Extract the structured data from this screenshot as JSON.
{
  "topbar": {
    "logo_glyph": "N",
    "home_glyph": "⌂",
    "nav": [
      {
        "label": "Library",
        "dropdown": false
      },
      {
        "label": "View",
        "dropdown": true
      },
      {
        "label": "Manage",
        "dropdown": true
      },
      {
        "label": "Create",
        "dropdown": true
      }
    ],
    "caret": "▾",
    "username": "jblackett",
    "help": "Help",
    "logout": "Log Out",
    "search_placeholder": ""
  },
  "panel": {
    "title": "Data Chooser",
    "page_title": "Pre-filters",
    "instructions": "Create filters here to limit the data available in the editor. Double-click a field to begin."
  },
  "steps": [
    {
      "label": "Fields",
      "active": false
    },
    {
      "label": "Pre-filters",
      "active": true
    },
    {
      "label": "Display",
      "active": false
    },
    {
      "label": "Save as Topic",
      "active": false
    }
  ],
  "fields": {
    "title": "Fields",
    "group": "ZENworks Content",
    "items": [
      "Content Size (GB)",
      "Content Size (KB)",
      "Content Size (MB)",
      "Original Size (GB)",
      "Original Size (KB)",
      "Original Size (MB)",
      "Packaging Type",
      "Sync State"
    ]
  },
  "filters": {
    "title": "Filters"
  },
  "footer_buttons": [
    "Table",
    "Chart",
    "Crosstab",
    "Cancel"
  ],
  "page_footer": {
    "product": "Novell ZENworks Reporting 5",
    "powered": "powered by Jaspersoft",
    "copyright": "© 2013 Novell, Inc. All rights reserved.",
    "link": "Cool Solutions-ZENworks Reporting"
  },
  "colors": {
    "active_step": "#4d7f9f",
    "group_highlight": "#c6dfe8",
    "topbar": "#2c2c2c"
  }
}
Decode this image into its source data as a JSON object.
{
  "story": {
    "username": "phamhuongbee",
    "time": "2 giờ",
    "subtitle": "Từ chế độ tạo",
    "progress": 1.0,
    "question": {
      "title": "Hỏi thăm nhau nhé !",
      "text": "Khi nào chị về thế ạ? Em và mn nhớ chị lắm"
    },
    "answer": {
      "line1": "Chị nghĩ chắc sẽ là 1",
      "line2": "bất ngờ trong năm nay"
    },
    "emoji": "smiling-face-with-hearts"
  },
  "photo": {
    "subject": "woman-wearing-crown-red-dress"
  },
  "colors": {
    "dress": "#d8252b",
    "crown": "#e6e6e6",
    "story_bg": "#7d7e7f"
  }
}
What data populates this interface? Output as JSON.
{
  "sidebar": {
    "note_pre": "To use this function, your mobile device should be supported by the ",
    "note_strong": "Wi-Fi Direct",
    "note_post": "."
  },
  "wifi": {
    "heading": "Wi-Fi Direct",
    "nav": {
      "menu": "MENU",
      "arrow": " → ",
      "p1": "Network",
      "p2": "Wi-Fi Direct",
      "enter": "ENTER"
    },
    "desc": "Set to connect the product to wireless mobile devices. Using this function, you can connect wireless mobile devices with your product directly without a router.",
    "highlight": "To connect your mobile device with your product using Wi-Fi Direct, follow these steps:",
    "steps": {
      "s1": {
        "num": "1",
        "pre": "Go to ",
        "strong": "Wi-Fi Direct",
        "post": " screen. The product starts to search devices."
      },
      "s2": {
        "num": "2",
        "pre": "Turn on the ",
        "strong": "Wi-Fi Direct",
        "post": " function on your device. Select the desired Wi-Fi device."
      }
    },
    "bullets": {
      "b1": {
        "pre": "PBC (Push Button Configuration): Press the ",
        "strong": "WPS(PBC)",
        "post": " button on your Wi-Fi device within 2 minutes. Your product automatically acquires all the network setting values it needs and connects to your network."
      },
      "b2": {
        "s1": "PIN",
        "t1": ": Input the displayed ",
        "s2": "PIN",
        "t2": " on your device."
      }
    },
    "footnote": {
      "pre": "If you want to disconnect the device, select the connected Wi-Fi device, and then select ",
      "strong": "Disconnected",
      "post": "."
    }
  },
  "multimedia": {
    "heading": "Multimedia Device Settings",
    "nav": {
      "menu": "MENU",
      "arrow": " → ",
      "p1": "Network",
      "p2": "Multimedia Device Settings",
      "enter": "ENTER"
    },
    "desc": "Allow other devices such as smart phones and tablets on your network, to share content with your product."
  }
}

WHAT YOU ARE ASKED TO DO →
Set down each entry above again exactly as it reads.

TASK RESPONSE →
Extract the structured data from this screenshot as JSON.
{
  "topbar": {
    "logo_glyph": "N",
    "home_glyph": "⌂",
    "nav": [
      {
        "label": "Library",
        "dropdown": false
      },
      {
        "label": "View",
        "dropdown": true
      },
      {
        "label": "Manage",
        "dropdown": true
      },
      {
        "label": "Create",
        "dropdown": true
      }
    ],
    "caret": "▾",
    "username": "jblackett",
    "help": "Help",
    "logout": "Log Out",
    "search_placeholder": ""
  },
  "panel": {
    "title": "Data Chooser",
    "page_title": "Pre-filters",
    "instructions": "Create filters here to limit the data available in the editor. Double-click a field to begin."
  },
  "steps": [
    {
      "label": "Fields",
      "active": false
    },
    {
      "label": "Pre-filters",
      "active": true
    },
    {
      "label": "Display",
      "active": false
    },
    {
      "label": "Save as Topic",
      "active": false
    }
  ],
  "fields": {
    "title": "Fields",
    "group": "ZENworks Content",
    "items": [
      "Content Size (GB)",
      "Content Size (KB)",
      "Content Size (MB)",
      "Original Size (GB)",
      "Original Size (KB)",
      "Original Size (MB)",
      "Packaging Type",
      "Sync State"
    ]
  },
  "filters": {
    "title": "Filters"
  },
  "footer_buttons": [
    "Table",
    "Chart",
    "Crosstab",
    "Cancel"
  ],
  "page_footer": {
    "product": "Novell ZENworks Reporting 5",
    "powered": "powered by Jaspersoft",
    "copyright": "© 2013 Novell, Inc. All rights reserved.",
    "link": "Cool Solutions-ZENworks Reporting"
  },
  "colors": {
    "active_step": "#4d7f9f",
    "group_highlight": "#c6dfe8",
    "topbar": "#2c2c2c"
  }
}
Decode this image into its source data as a JSON object.
{
  "story": {
    "username": "phamhuongbee",
    "time": "2 giờ",
    "subtitle": "Từ chế độ tạo",
    "progress": 1.0,
    "question": {
      "title": "Hỏi thăm nhau nhé !",
      "text": "Khi nào chị về thế ạ? Em và mn nhớ chị lắm"
    },
    "answer": {
      "line1": "Chị nghĩ chắc sẽ là 1",
      "line2": "bất ngờ trong năm nay"
    },
    "emoji": "smiling-face-with-hearts"
  },
  "photo": {
    "subject": "woman-wearing-crown-red-dress"
  },
  "colors": {
    "dress": "#d8252b",
    "crown": "#e6e6e6",
    "story_bg": "#7d7e7f"
  }
}
What data populates this interface? Output as JSON.
{
  "sidebar": {
    "note_pre": "To use this function, your mobile device should be supported by the ",
    "note_strong": "Wi-Fi Direct",
    "note_post": "."
  },
  "wifi": {
    "heading": "Wi-Fi Direct",
    "nav": {
      "menu": "MENU",
      "arrow": " → ",
      "p1": "Network",
      "p2": "Wi-Fi Direct",
      "enter": "ENTER"
    },
    "desc": "Set to connect the product to wireless mobile devices. Using this function, you can connect wireless mobile devices with your product directly without a router.",
    "highlight": "To connect your mobile device with your product using Wi-Fi Direct, follow these steps:",
    "steps": {
      "s1": {
        "num": "1",
        "pre": "Go to ",
        "strong": "Wi-Fi Direct",
        "post": " screen. The product starts to search devices."
      },
      "s2": {
        "num": "2",
        "pre": "Turn on the ",
        "strong": "Wi-Fi Direct",
        "post": " function on your device. Select the desired Wi-Fi device."
      }
    },
    "bullets": {
      "b1": {
        "pre": "PBC (Push Button Configuration): Press the ",
        "strong": "WPS(PBC)",
        "post": " button on your Wi-Fi device within 2 minutes. Your product automatically acquires all the network setting values it needs and connects to your network."
      },
      "b2": {
        "s1": "PIN",
        "t1": ": Input the displayed ",
        "s2": "PIN",
        "t2": " on your device."
      }
    },
    "footnote": {
      "pre": "If you want to disconnect the device, select the connected Wi-Fi device, and then select ",
      "strong": "Disconnected",
      "post": "."
    }
  },
  "multimedia": {
    "heading": "Multimedia Device Settings",
    "nav": {
      "menu": "MENU",
      "arrow": " → ",
      "p1": "Network",
      "p2": "Multimedia Device Settings",
      "enter": "ENTER"
    },
    "desc": "Allow other devices such as smart phones and tablets on your network, to share content with your product."
  }
}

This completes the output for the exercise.